He’s only 16 months of age, but he’d still be far more capable with a hammer, screwdriver and drill (and no, we haven’t yet let him loose with any of those, aside from his wooden toy versions).

Of course, if you have a strangely strong desire to see your humble abode single-handedly dismantled in record time, then get in touch with me immediately. I’m extremely accomplished at that.

DIY is really not my forte, you see. My father-in-law, Chris, recently came down for a couple of days to kindly help board our loft. I’d almost forgotten we even had a loft until the little one came along and we started accumulating a ridiculous amount of clothing and large toys.

Chris retired last year although, thanks to us, he probably hasn’t had chance to notice, enjoy or fully appreciate it. I wouldn’t be surprised if he actively sought new employment just to avoid any of our future call-outs. I wouldn’t blame him.

Now, I know I’m not the only person who’s far from adept with DIY, but I tend to take it to a whole new level. It’s not a lack of effort either. I do try. It’s quite simply a lack of ability, although I’m working on that.

Think of the worst person for DIY that you know and times it by one hundred.

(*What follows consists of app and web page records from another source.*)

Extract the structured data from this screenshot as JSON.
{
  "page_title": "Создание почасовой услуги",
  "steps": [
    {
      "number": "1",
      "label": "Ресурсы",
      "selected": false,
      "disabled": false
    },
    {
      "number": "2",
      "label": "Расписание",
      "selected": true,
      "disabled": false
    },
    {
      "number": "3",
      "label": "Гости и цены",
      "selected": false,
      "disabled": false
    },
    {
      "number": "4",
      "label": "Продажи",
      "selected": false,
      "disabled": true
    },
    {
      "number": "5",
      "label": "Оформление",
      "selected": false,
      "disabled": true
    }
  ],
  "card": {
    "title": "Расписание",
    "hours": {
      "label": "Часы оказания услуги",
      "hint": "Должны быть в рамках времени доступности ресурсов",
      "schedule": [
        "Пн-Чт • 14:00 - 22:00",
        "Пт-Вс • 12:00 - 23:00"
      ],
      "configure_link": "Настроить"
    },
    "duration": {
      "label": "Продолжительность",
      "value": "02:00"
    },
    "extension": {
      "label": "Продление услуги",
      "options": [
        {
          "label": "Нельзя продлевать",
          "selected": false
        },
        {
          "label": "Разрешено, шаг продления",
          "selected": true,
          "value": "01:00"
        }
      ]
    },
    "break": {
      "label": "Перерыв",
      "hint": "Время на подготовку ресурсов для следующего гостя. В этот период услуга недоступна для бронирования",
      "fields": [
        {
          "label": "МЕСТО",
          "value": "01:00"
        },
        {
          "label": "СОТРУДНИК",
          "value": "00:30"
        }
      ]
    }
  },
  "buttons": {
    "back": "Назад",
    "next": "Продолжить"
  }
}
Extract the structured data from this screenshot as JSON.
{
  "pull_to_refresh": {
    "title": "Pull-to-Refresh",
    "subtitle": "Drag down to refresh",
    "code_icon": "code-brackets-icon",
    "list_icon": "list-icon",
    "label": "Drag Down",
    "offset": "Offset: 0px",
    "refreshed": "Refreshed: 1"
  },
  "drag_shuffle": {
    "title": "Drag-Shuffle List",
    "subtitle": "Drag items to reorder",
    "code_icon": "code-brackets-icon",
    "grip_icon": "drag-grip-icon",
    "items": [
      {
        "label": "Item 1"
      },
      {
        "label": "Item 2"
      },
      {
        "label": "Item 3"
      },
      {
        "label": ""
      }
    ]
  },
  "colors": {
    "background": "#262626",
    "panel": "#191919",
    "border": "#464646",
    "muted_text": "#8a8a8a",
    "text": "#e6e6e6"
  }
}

You’re then closing in on my degree of incompetence.

All that said, you can imagine how chuffed I was when I fixed a rather heavy hanging display cabinet to the wall 18 months ago, shortly before the little man arrived in the world.

Unfortunately, that sense of achievement was soon dashed when Kerrie repeatedly told me to keep Louie well away from it, in case it fell on him. Her concerns even made me doubt my own handiwork and I also started thinking twice before walking under it.

So, we (Kerrie) asked Chris to pop a couple more screws in it to be on the safe side and, to be honest, I now feel a lot more comfortable with it and Louie is again allowed in the hallway where it’s hanging.

And the moral of this whole story is, I could probably start a job, but you will definitely need someone substantially more qualified to finish it.


What you see on the telly isn’t necessarily representative of reality. In fact, on occasions it can be quite some distance from it.

We took Louie along to a local nursery to have a look around.

The staff member who met with us was great and took time to show us everything we needed to see and answer our questions.

Louie seemed at home and made friends with a boy who came over to introduce himself.

I too left with a fairly positive impression and thought the nursery was suitable.

Kerrie shared a slightly different view though and, as we returned home, was questioning why it wasn’t like the nursery in The Secret Life of Four-Year-Olds.

If you’ve never seen the Channel Four programme, it follows a group of children at a nursery and highlights how they make friends, learn to share and develop in new social situations. It often depicts an unusually calm, controlled and tidy environment.

I’m not sure what Kerrie was expecting, but I did remind her that very few nurseries have a film crew on hand and the benefit of editing equipment. When you check out a nursery, what you see is very much what you get.